Listen to my analysis from today's edition of The World Today.

Read more analysis from my ABC colleague Michael Janda.

Monday, August 15, 2011

World Bank president warns the global economy is approaching a new "danger zone".

The president of the World Bank, Robert Zoellick has warned that the deepening economic woes in the United States and Europe have pushed the world into a new "danger zone".

Listen to my interview with Robert Zoellick broadcast on the ABC's AM program here.
Mr Zoellick also believes a lack of confidence in America's economic leadership during the debt ceiling impasse with the US Congress was largely responsible the recent heavy falls on global sharemarkets.

And he urged international leaders to move quickly to restore the crisis in global confidence after Standard & Poor's removed America's AAA credit rating.

"I think we are entering a new danger zone and I think that confidence in economic leadership has been slipping and it will be important that the primary economic actors take steps both short and long term to restore that," Mr Zoellick told reporters after addressing the Asia Society in Sydney last night.

"I think the challenge has been for understandable political reasons, the European decision mechanism has continued to muddle along and put together packages that while are significant in their political difficulty, have not matched the test of the economic need and that, I think, contributed to the weakening of confidence."

Mr Zoellick also warned policy makers to continue foster free and open markets to ensure that protectionism does not re-emerge.

"In the short term it will primarily be dependent on actions such as that from the European Central Bank but over time it will require attention to some of the fundamentals and those fundamentals not only deal with sovereign debt and the challenges of basic competitiveness but they also deal with putting in effective growth strategies," Mr Zoellick said.

"Given the phase that we are now moving into we could face increased temptations of protectionism and the best defence against protectionism is to be on offence by opening markets."

Mr Zoellick said that while he expects the world to move toward a system of multiple reserve currencies, the US dollar will probably remain the principal one despite the Standard & Poor's downgrade.

And he signalled that China might not be prepared to pump additional stimulus into its economy, given rising inflation, and a possibly overheating property market.

The intervention of the Chinese government in 2008 and 2009 insulated China from the global downturn and in turn stimulated demand for Australian resources.

"China is totally capable of managing this but I think one of the side effects of the policy implemented a few years is that there are going to be some bad loans from the investment stimulation.
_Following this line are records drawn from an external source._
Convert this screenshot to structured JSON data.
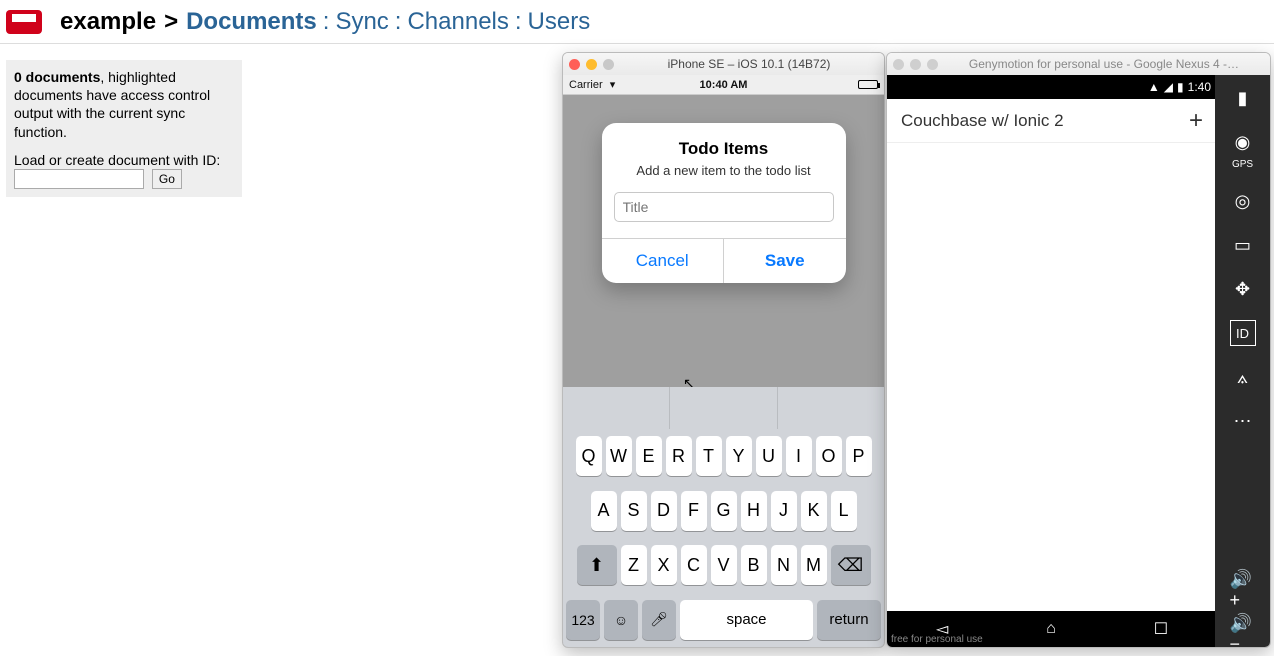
{
  "nav": {
    "db": "example",
    "links": [
      "Documents",
      "Sync",
      "Channels",
      "Users"
    ]
  },
  "info": {
    "count_label": "0 documents",
    "rest": ", highlighted documents have access control output with the current sync function.",
    "load_label": "Load or create document with ID:",
    "go": "Go"
  },
  "ios": {
    "window_title": "iPhone SE – iOS 10.1 (14B72)",
    "carrier": "Carrier",
    "time": "10:40 AM",
    "dialog_title": "Todo Items",
    "dialog_text": "Add a new item to the todo list",
    "placeholder": "Title",
    "cancel": "Cancel",
    "save": "Save",
    "rows": [
      [
        "Q",
        "W",
        "E",
        "R",
        "T",
        "Y",
        "U",
        "I",
        "O",
        "P"
      ],
      [
        "A",
        "S",
        "D",
        "F",
        "G",
        "H",
        "J",
        "K",
        "L"
      ],
      [
        "Z",
        "X",
        "C",
        "V",
        "B",
        "N",
        "M"
      ]
    ],
    "num": "123",
    "space": "space",
    "ret": "return"
  },
  "android": {
    "window_title": "Genymotion for personal use - Google Nexus 4 -…",
    "time": "1:40",
    "header": "Couchbase w/ Ionic 2",
    "note": "free for personal use",
    "gps": "GPS"
  }
}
I don't think it's got the same freedom of that degree." Mr Zoellick said.

Mr Zoellick also highlighted the strengths of the Australian economy which avoided the 2009 global recession because of structural reforms.

"Australia is in a much better position than other developed countries in part because Australia undertook a lot of the structural reforms," Mr Zoellick said.
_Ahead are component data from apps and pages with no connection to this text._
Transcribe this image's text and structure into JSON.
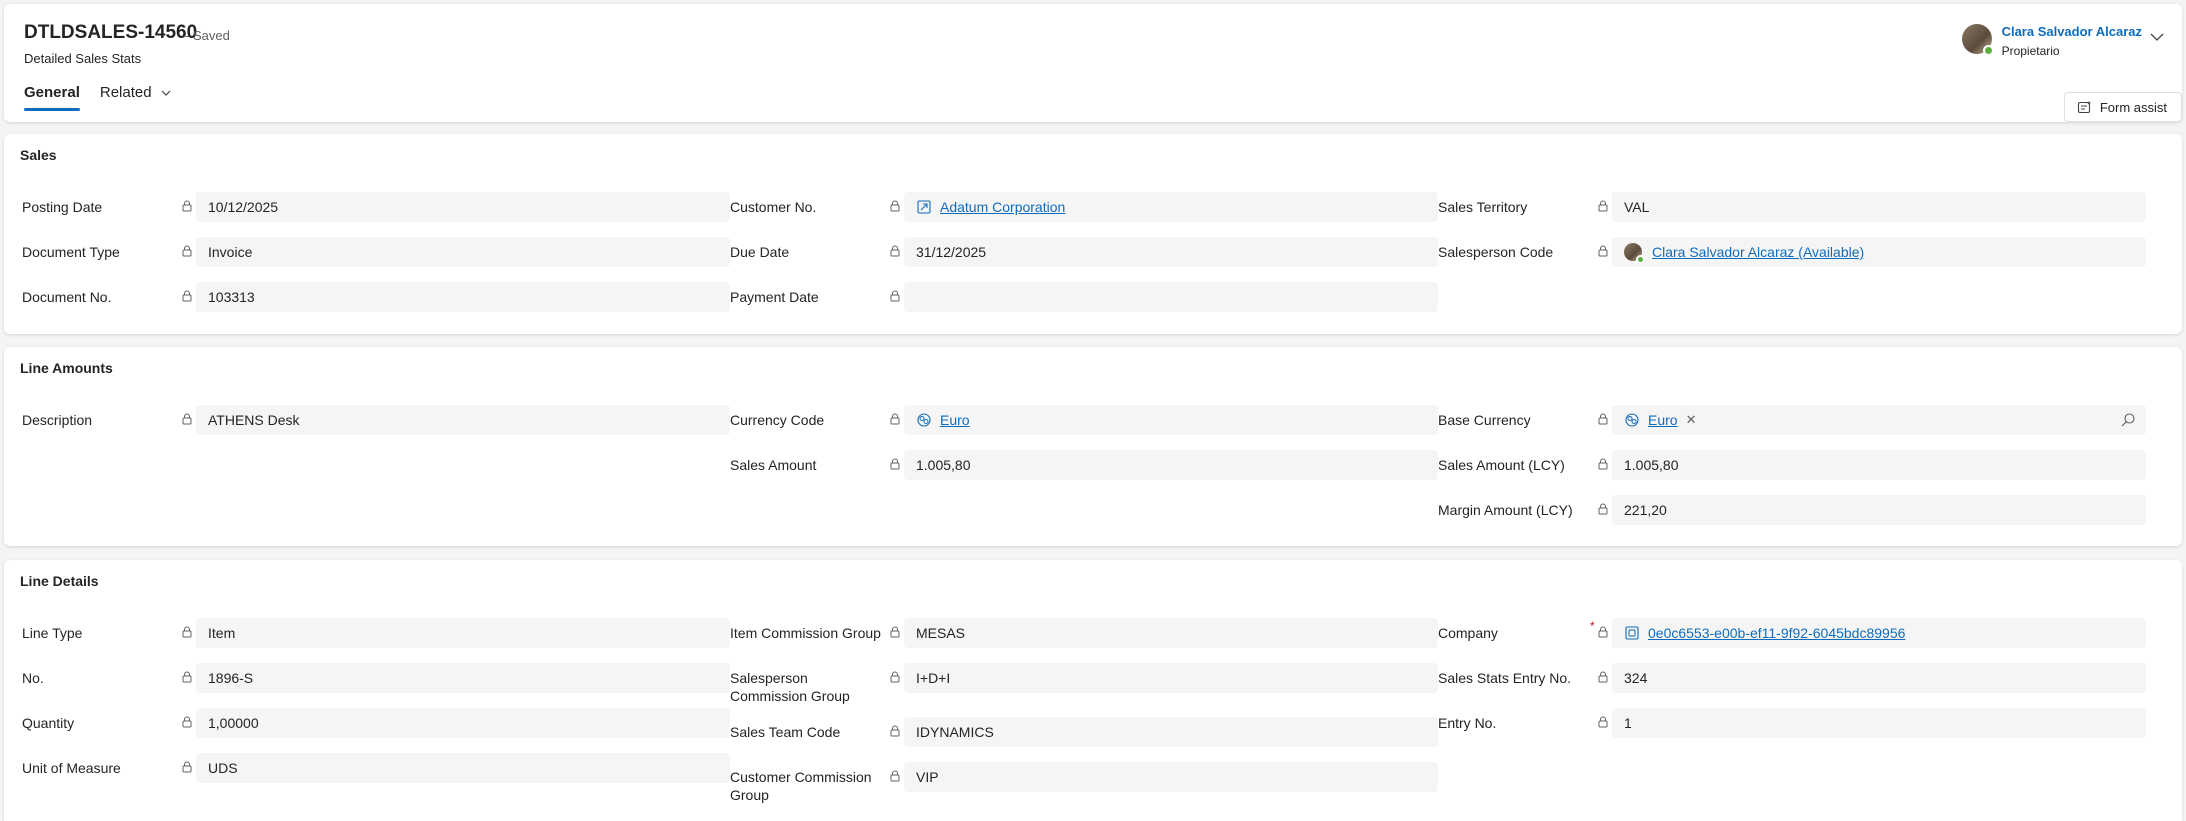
{
  "header": {
    "record_title": "DTLDSALES-14560",
    "saved_status": "- Saved",
    "entity_name": "Detailed Sales Stats",
    "tabs": [
      {
        "label": "General"
      },
      {
        "label": "Related"
      }
    ],
    "owner": {
      "name": "Clara Salvador Alcaraz",
      "role": "Propietario"
    },
    "form_assist": "Form assist"
  },
  "sections": {
    "sales": {
      "title": "Sales",
      "posting_date": {
        "label": "Posting Date",
        "value": "10/12/2025"
      },
      "document_type": {
        "label": "Document Type",
        "value": "Invoice"
      },
      "document_no": {
        "label": "Document No.",
        "value": "103313"
      },
      "customer_no": {
        "label": "Customer No.",
        "value": "Adatum Corporation"
      },
      "due_date": {
        "label": "Due Date",
        "value": "31/12/2025"
      },
      "payment_date": {
        "label": "Payment Date",
        "value": ""
      },
      "sales_territory": {
        "label": "Sales Territory",
        "value": "VAL"
      },
      "salesperson_code": {
        "label": "Salesperson Code",
        "value": "Clara Salvador Alcaraz (Available)"
      }
    },
    "line_amounts": {
      "title": "Line Amounts",
      "description": {
        "label": "Description",
        "value": "ATHENS Desk"
      },
      "currency_code": {
        "label": "Currency Code",
        "value": "Euro"
      },
      "sales_amount": {
        "label": "Sales Amount",
        "value": "1.005,80"
      },
      "base_currency": {
        "label": "Base Currency",
        "value": "Euro"
      },
      "sales_amount_lcy": {
        "label": "Sales Amount (LCY)",
        "value": "1.005,80"
      },
      "margin_amount_lcy": {
        "label": "Margin Amount (LCY)",
        "value": "221,20"
      }
    },
    "line_details": {
      "title": "Line Details",
      "line_type": {
        "label": "Line Type",
        "value": "Item"
      },
      "no": {
        "label": "No.",
        "value": "1896-S"
      },
      "quantity": {
        "label": "Quantity",
        "value": "1,00000"
      },
      "unit_of_measure": {
        "label": "Unit of Measure",
        "value": "UDS"
      },
      "item_commission_group": {
        "label": "Item Commission Group",
        "value": "MESAS"
      },
      "salesperson_commission_group": {
        "label": "Salesperson Commission Group",
        "value": "I+D+I"
      },
      "sales_team_code": {
        "label": "Sales Team Code",
        "value": "IDYNAMICS"
      },
      "customer_commission_group": {
        "label": "Customer Commission Group",
        "value": "VIP"
      },
      "company": {
        "label": "Company",
        "value": "0e0c6553-e00b-ef11-9f92-6045bdc89956",
        "required_mark": "*"
      },
      "sales_stats_entry_no": {
        "label": "Sales Stats Entry No.",
        "value": "324"
      },
      "entry_no": {
        "label": "Entry No.",
        "value": "1"
      }
    }
  },
  "colors": {
    "accent": "#0f6cbd",
    "presence": "#5bb03c"
  }
}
"Whatever the policy decisions, and political decisions in Australia, it's in a better position along with the fact it's continued to pursue an open trade policy and take advantage of its position in the Asia-Pacific."


Sunday, August 14, 2011

World Bank chief says the global economy is confronting a "new and more dangerous phase" as European sovereign debt bombs continue to tick.

The president of The World Bank, Robert Zoellick, is currently in Australia and will be addressing The Asia Society in Sydney this evening.

As a preview, here's what he imparted beforehand to The Weekend Australian.

It's certain to be an interesting event and an important opportunity to get beyond the market volatility and consider where the EU has a way out of this mess.

I'll be reporting Mr Zoellick's address for tomorrow's edition of AM.